Pharmacists have been limited in the number and types of services they can perform because they haven't been recognized as health care providers by third-party payers, including Medicare and Medicaid, according to NACDS. "Combined with their expertise and training, pharmacists as health care providers can serve their patients to their full capabilities," Anderson added. "Expanding the role of pharmacists to meet the demands of more than 30 million newly insured patients can only help alleviate the increased need for health care services. We are hopeful that this legislation is the first step toward the ultimate goal of achieving success for patient health."
The National Community Pharmacists Association (NCPA) said H.R. 4190 would expand health care access by allowing state-licensed pharmacists in traditionally underserved communities to participate in and be reimbursed for more services via Medicare Part B. "Community pharmacists are ideally positioned to play a greater role in health care, so NCPA is proud to support this legislation," stated NCPA CEO B. Douglas Hoey.

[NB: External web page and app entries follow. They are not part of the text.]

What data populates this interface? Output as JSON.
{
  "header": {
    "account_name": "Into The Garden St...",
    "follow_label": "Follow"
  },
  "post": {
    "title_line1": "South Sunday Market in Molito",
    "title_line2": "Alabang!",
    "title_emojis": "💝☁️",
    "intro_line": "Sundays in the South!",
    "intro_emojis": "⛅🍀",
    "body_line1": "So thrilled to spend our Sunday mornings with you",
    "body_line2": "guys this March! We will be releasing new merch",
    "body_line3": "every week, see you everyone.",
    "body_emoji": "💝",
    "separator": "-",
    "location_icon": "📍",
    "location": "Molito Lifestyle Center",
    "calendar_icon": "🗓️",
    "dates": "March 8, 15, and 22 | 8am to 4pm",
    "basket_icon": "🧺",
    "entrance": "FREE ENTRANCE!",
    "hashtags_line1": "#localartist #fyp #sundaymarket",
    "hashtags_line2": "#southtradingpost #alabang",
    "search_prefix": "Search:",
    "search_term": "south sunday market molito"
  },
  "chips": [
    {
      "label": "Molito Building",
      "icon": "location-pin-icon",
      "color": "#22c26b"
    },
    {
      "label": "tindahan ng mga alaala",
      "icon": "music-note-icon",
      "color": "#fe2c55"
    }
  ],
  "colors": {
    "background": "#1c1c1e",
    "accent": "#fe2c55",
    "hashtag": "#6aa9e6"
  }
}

Measures to recognize pharmacists as health care providers and expand their scope of services are already under way in some states. This past fall California enacted a law that authorizes its state pharmacy board to recognize an "advanced practice pharmacist," expanding pharmacists' ability to collaborate with other members of a patient's health care team. Pharmacists with that designation can perform physical assessments, order and interpret medication-related tests, and refer patients to other providers.
In Massachusetts, pending legislation would grant pharmacists provider status. A state House bill (H. 2060) would classify pharmacists as health care providers, but it doesn't address compensation for services. Meanwhile, a Massachusetts Senate bill (S.484) would deem pharmacists to be health care providers and set benefits for services rendered under a collaborative practice agreement.
Other states--including Florida, Ohio, North Carolina, Minnesota, Iowa, Vermont and Mississippi --have specified health services for which pharmacists can be reimbursed but haven't recognized them as health care providers under statute, according to the American Society of Consultant Pharmacists.